As a local taxpayer, wouldn’t you want to make sure unnecessary or wasteful operations or practices were identified, curtailed or eliminated before you agreed to a hike in taxes? Or will you just assume that local programs and services are all operating at peak efficiency?
Before committing to new projects or services, wouldn’t you want to know that funding will be prioritized to meet basic needs of public safety and health and required standards of maintenance of public facilities?
The discussions surrounding these questions need to happen sooner rather than later.
Education will remain the elephant in the room. K-12 school construction debt reimbursement was reduced by half this year.
Looking ahead, the other half will be on the chopping block along with possible changes to the base student allocation and the confusing formulas used to calculate state funding for school districts.
Before begging for more money from their local assemblies, will school districts agree to consider all options – including consolidating or closing facilities and cutting back on non-essential programs?
At the University of Alaska, the second phase of their three-year budget reduction plan will kick in next year – further impacting local economies where campuses are located.
The University has no choice but to explore boosting other revenues. Obviously, tuition will need to be reviewed. But before local communities are asked to help support our university system, what other outside sources of income are available?
By all accounts, university alumni fundraising is lagging — as is private support for their athletic programs. Alumni participation rates and average giving are significantly below that of other public universities.
All nonprofits would be wise to take a long, hard look at their operations to verify that their expenses and services are truly directed at their core mission and can be justified in this budget environment.
Grants from the Rasmuson Foundation and other grant providers will be under even greater demand.
The departure from the oil patch of British Petroleum, whose philanthropy has provided millions of dollars in charitable contributions within Alaska each year will strain nonprofit budgets even further.

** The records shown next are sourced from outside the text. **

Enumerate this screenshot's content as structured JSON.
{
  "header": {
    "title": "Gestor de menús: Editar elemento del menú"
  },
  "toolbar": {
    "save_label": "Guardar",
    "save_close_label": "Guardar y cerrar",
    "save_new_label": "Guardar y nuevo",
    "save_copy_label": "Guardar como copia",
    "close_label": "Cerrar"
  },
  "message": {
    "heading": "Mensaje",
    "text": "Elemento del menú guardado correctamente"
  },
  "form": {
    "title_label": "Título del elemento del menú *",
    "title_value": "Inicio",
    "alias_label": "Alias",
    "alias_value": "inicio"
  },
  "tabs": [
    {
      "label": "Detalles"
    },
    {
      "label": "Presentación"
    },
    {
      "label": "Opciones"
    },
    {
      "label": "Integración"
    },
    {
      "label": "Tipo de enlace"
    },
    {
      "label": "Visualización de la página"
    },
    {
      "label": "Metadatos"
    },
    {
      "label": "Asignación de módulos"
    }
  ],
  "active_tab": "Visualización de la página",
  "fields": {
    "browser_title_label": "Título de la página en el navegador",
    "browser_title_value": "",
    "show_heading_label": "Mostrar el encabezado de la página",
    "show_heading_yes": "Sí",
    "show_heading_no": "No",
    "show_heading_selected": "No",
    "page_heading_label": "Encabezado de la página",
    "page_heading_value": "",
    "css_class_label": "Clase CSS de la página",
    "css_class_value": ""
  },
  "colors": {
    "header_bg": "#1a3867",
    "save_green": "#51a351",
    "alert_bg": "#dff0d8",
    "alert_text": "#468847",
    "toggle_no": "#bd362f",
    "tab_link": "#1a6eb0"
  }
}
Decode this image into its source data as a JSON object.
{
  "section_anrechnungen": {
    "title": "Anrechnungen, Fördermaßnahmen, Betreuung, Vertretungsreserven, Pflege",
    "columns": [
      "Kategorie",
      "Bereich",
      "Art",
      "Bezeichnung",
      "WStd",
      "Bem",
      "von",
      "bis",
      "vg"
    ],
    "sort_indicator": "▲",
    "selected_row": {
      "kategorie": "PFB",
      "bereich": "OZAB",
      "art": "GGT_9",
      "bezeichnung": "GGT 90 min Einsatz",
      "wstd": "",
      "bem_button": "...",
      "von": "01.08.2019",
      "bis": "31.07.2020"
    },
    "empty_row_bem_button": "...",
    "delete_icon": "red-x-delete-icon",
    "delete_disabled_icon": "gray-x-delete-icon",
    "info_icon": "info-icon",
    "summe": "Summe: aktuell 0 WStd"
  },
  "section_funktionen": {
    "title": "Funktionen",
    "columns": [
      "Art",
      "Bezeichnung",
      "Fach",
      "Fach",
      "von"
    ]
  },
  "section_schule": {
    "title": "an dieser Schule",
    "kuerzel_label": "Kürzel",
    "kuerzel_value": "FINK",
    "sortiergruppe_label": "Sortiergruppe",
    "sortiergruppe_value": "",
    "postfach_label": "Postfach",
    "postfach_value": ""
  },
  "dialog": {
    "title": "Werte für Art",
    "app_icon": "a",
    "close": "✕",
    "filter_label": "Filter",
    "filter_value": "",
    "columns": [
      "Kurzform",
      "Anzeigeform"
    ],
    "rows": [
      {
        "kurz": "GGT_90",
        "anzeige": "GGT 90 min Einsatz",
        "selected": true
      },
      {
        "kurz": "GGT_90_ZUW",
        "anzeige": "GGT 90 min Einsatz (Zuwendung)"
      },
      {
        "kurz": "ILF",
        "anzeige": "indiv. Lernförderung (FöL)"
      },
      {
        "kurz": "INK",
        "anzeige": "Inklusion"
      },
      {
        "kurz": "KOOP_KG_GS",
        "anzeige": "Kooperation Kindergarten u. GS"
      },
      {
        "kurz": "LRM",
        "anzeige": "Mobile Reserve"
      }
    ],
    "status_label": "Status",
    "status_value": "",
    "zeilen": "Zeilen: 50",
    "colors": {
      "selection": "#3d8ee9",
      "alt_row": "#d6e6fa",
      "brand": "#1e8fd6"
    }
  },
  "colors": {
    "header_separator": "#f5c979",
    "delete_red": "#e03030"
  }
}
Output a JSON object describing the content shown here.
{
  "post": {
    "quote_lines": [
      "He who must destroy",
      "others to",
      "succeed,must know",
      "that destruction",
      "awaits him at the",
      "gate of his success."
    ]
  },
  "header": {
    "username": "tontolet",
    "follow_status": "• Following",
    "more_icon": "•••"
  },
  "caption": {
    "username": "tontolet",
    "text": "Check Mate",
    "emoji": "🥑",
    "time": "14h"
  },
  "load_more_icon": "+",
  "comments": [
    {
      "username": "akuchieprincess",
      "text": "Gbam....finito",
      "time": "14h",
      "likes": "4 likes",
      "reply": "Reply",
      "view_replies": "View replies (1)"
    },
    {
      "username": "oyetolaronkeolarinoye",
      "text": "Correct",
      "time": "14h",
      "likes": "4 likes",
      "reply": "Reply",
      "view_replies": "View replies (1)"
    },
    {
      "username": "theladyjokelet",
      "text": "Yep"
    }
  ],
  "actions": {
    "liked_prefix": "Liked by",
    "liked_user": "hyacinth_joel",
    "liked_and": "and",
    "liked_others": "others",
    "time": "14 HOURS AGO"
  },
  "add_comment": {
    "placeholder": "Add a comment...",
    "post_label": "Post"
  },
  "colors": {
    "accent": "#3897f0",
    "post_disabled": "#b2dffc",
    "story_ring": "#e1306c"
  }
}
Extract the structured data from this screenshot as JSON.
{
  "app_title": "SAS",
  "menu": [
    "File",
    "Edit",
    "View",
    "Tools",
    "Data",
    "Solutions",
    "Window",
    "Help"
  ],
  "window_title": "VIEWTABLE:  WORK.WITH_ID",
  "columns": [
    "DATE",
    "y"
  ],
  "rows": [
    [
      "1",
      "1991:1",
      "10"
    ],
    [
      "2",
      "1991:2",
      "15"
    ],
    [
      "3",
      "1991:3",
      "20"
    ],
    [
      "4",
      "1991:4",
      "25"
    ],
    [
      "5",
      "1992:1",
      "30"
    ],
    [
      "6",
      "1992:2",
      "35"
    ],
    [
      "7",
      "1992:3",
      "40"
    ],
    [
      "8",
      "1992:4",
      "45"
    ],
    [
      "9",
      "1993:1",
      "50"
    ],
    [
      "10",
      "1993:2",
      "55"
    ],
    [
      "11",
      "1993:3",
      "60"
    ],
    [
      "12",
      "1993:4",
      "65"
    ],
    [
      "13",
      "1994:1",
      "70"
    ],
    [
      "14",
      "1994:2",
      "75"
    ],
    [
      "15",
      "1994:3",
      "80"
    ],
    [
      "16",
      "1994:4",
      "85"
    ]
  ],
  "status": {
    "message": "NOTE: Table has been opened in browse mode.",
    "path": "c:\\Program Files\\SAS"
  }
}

As individuals, we’ll all need to dig deeper to help maintain needed social services.
Alaskans have been rescued in the past by rising oil prices.
But that won’t happen this time. This time it’s real. Believe it.
• Win Gruening retired as the senior vice president in charge of business banking for Key Bank in 2012. He was born and raised in Juneau and is active in community affairs as a 30-plus year member of Juneau Downtown Rotary Club and has been involved in various local and statewide organizations.